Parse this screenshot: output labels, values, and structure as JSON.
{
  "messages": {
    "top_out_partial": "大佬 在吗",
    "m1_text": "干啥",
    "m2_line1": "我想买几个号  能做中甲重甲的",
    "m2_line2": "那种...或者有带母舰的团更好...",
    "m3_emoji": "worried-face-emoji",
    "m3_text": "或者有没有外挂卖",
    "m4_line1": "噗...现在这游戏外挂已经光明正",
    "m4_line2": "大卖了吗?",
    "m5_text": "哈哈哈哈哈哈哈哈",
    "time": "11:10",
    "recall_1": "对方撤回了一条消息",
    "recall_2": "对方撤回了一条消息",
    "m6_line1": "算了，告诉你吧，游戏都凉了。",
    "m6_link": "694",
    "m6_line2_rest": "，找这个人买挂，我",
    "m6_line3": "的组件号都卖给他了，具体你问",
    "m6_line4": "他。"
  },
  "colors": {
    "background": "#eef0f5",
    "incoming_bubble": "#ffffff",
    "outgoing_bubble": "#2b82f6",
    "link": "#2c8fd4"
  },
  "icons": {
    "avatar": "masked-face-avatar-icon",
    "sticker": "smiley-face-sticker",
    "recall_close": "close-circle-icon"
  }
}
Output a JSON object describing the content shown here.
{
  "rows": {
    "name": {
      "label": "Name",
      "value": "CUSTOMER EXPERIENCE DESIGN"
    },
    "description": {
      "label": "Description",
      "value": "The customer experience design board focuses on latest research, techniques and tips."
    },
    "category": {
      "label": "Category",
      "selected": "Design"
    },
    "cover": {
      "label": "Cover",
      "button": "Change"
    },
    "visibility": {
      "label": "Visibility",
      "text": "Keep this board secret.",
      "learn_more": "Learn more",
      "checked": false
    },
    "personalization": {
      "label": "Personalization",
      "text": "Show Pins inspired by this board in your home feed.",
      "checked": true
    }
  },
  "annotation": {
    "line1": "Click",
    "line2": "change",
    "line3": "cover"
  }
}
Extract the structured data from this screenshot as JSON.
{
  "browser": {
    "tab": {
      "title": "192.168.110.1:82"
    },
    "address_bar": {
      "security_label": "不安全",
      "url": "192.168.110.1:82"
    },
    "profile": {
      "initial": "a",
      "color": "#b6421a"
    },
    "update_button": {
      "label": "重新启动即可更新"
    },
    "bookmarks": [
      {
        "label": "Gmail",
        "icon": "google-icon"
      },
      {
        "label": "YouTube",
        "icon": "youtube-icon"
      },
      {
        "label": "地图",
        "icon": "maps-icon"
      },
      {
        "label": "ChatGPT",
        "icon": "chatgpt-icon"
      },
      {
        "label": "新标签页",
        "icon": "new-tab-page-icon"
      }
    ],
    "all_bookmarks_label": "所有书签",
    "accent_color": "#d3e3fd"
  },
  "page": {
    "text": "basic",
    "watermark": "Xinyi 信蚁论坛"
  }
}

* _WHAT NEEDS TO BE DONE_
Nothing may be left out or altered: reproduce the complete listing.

* _WRITTEN SOLUTION_
Parse this screenshot: output labels, values, and structure as JSON.
{
  "messages": {
    "top_out_partial": "大佬 在吗",
    "m1_text": "干啥",
    "m2_line1": "我想买几个号  能做中甲重甲的",
    "m2_line2": "那种...或者有带母舰的团更好...",
    "m3_emoji": "worried-face-emoji",
    "m3_text": "或者有没有外挂卖",
    "m4_line1": "噗...现在这游戏外挂已经光明正",
    "m4_line2": "大卖了吗?",
    "m5_text": "哈哈哈哈哈哈哈哈",
    "time": "11:10",
    "recall_1": "对方撤回了一条消息",
    "recall_2": "对方撤回了一条消息",
    "m6_line1": "算了，告诉你吧，游戏都凉了。",
    "m6_link": "694",
    "m6_line2_rest": "，找这个人买挂，我",
    "m6_line3": "的组件号都卖给他了，具体你问",
    "m6_line4": "他。"
  },
  "colors": {
    "background": "#eef0f5",
    "incoming_bubble": "#ffffff",
    "outgoing_bubble": "#2b82f6",
    "link": "#2c8fd4"
  },
  "icons": {
    "avatar": "masked-face-avatar-icon",
    "sticker": "smiley-face-sticker",
    "recall_close": "close-circle-icon"
  }
}
Output a JSON object describing the content shown here.
{
  "rows": {
    "name": {
      "label": "Name",
      "value": "CUSTOMER EXPERIENCE DESIGN"
    },
    "description": {
      "label": "Description",
      "value": "The customer experience design board focuses on latest research, techniques and tips."
    },
    "category": {
      "label": "Category",
      "selected": "Design"
    },
    "cover": {
      "label": "Cover",
      "button": "Change"
    },
    "visibility": {
      "label": "Visibility",
      "text": "Keep this board secret.",
      "learn_more": "Learn more",
      "checked": false
    },
    "personalization": {
      "label": "Personalization",
      "text": "Show Pins inspired by this board in your home feed.",
      "checked": true
    }
  },
  "annotation": {
    "line1": "Click",
    "line2": "change",
    "line3": "cover"
  }
}
Extract the structured data from this screenshot as JSON.
{
  "browser": {
    "tab": {
      "title": "192.168.110.1:82"
    },
    "address_bar": {
      "security_label": "不安全",
      "url": "192.168.110.1:82"
    },
    "profile": {
      "initial": "a",
      "color": "#b6421a"
    },
    "update_button": {
      "label": "重新启动即可更新"
    },
    "bookmarks": [
      {
        "label": "Gmail",
        "icon": "google-icon"
      },
      {
        "label": "YouTube",
        "icon": "youtube-icon"
      },
      {
        "label": "地图",
        "icon": "maps-icon"
      },
      {
        "label": "ChatGPT",
        "icon": "chatgpt-icon"
      },
      {
        "label": "新标签页",
        "icon": "new-tab-page-icon"
      }
    ],
    "all_bookmarks_label": "所有书签",
    "accent_color": "#d3e3fd"
  },
  "page": {
    "text": "basic",
    "watermark": "Xinyi 信蚁论坛"
  }
}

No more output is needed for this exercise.